From source right down to the sea, we ensure that we do nothing that will in any way harm the ecological health of our water sources or the system as a whole, including the rich diversity of plants and wildlife that relies on these and riparian areas to survive.
Over the last two or three centuries, the riversides have become increasingly denuded and urgently in need of restoration. Woodland areas alongside watercourses keep the riverbanks from being consumed by the energies of the flowing waters. This in turn protects and enhances flood plains is the best natural flood prevention for lands further downstream.
“Once destroyed, natures beauty cannot be purchased at any price.”
Wildland’s rivers in the North are all now graded as category three meaning that whilst they are often amongst the best in Scotland for fishing, they are only fished on a catch-and-release basis. This has been shown to be beneficial to the broader health of the system and provides in particular a vital boost to the breeding stock for future generations.
As the water quality improves, so does water life. On Wildland estates, trees now provide better shade and better food; meaning that as well as healthier fish, we are already experiencing a growth in their numbers and size. Mountain trout, landlocked since the ice age, may be at a point of genetic difference to merit classification as a separate species.

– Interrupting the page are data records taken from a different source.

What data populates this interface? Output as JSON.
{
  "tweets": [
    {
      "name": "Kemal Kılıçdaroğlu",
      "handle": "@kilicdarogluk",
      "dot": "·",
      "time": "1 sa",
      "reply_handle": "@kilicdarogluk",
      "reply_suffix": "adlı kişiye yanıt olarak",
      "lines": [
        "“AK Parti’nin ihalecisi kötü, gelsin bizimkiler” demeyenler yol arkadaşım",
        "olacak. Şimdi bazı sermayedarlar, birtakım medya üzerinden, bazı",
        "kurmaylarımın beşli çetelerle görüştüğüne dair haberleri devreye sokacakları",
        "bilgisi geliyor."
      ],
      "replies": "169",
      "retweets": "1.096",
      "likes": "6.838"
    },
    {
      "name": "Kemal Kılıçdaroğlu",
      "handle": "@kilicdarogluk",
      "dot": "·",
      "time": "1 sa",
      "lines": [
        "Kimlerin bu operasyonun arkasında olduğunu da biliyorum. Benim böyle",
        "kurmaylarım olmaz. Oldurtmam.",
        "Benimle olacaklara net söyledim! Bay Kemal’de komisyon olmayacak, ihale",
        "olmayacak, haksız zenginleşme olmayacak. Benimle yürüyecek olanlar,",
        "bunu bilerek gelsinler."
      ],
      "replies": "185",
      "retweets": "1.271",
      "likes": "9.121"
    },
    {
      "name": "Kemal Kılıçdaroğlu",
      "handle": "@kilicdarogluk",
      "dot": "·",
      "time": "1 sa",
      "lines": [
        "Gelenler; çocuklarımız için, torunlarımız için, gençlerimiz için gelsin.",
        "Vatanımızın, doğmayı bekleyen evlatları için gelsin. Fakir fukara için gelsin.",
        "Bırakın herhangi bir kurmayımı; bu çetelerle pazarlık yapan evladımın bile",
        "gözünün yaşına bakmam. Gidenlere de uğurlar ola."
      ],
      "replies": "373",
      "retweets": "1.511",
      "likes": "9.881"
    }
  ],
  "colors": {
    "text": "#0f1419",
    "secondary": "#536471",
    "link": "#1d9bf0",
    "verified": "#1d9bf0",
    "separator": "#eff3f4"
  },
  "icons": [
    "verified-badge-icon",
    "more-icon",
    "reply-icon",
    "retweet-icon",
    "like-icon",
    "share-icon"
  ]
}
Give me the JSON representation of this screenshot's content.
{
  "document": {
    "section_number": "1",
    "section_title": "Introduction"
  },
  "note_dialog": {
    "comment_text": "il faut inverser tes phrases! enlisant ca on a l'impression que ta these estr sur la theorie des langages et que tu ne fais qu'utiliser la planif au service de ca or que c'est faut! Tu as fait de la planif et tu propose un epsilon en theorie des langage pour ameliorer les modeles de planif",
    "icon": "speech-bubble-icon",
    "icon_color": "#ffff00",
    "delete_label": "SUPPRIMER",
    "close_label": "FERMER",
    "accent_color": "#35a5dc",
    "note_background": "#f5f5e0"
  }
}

Healthier water courses and riparian areas lead to more varied birdlife; inviting mesmerising glimpses of sea eagles, osprey and water birds such as dippers, divers and waders. All of the other wildlife that rivers and riverbanks provide shelter to, such as increasingly rare water voles become a treat that we encounter more and more often.